Food & Farming

Food that is farmed here. Uniquely Wisconsin food that only grows here. Either way, great!

Driftless Wisconsin Food & Farming in the Spring

In 1886, John Burroughs described the sap run as “the sweet good-bye to winter…an equal marriage of sun and the frosts.” The warm days and cold nights of early spring mean tapping the maple trees, boiling sap in sugar shacks, and experiencing the pure sweet taste of fresh maple syrup.

In May, one of the most coveted items in gourmet restaurants pops magically from beneath half-dead oaks or apple trees. The morel mushroom shakes people from their winter doldrums and draws them into the woods for the year’s best treasure hunt. At the same time, other local delicacies are there for the taking. Ramps, or wild leeks, are wild onions native to North America. Raw or cooked, their pungent woodsy taste add flavor to salads, risottos, potato dishes, and eggs. And don’t forget to sauté a few fiddleheads, the unfurled tops of the young ostrich or royal ferns springing up in the woods.

Spring brings the blossoms that promise fall apples and the first delicious vegetables and fruits, such as asparagus and strawberries. You may buy them at local farms or orchards, roadside stands, or pick them yourself. As summer rolls along, the roadside stands and farmers markets offer every kind of local bounty, from homegrown sweet corn and melons to heirloom beans and heavy ripe tomatoes to more exotic new vegetables like purple carrots and blue potatoes. With the many certified farmers in the area, there is plenty of organic produce available.

Driftless Wisconsin Food & Farming in the Summer

Summer means bees and bees mean honey. There is an active group of beekeepers in the area and every type of honey is available locally, direct from the hive.

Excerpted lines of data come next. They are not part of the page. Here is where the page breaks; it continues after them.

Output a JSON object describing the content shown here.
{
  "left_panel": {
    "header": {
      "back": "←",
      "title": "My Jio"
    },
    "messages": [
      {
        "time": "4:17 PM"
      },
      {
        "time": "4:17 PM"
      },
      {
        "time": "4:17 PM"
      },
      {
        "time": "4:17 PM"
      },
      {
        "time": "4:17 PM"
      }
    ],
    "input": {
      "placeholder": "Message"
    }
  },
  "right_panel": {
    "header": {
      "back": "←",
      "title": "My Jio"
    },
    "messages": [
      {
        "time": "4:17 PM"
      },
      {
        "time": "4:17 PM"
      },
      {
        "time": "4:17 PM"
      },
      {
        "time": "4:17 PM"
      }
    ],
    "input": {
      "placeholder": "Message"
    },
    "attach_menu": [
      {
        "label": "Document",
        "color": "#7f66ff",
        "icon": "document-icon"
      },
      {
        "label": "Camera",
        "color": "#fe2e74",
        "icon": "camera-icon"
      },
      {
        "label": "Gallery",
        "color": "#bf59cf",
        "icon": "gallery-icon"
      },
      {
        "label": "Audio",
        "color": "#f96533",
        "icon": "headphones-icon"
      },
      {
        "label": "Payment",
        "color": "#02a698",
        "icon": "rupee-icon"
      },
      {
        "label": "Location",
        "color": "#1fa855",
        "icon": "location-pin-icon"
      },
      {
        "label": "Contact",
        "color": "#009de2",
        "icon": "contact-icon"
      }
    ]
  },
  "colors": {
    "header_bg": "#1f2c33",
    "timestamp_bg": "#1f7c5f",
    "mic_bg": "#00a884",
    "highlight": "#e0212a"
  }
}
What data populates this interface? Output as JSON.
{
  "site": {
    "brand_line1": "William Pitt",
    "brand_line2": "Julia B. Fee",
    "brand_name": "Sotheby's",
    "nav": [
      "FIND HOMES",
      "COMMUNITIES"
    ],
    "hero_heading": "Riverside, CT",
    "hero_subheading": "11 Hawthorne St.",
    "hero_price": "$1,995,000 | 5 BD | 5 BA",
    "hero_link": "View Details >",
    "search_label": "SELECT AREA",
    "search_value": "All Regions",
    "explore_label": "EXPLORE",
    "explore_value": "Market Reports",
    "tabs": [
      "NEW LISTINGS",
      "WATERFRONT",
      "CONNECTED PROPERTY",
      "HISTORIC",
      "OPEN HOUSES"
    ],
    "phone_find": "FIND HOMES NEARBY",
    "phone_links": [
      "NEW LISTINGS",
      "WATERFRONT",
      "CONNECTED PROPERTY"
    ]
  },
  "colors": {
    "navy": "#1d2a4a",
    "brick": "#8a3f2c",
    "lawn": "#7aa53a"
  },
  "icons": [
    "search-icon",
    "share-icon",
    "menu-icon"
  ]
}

Summer is a great time to visit the local vineyards and try some wines from cold-climate grapes. Sit outside and sip a sweet fruity white or a full-bodied red while enjoying views of grapevines on valley slopes. The fall harvest is especially fun to observe.

Driftless Wisconsin Food & Farming in the Fall

In fall, along a scenic ridge near Gays Mills, traffic is brisk as visitors from many states come for the many varieties of apples grown by the seven local orchards. Paula Reds and Ginger Golds, Greenings and Galas, Cortlands and Granny Smiths, and of course, the sought-after Honeycrisp. Ciders and cider donuts. Jellies and jams. Applesauce and pies.

Where to Sample Driftless Wisconsin Food

Viroqua has a great farmers market on Saturday mornings from May through October, as does Prairie du Chien. Gays Mills has a new market on Wednesdays from 2:30 to 6:00. Watch for roadside vegetable stands and trucks piled high with sweet corn.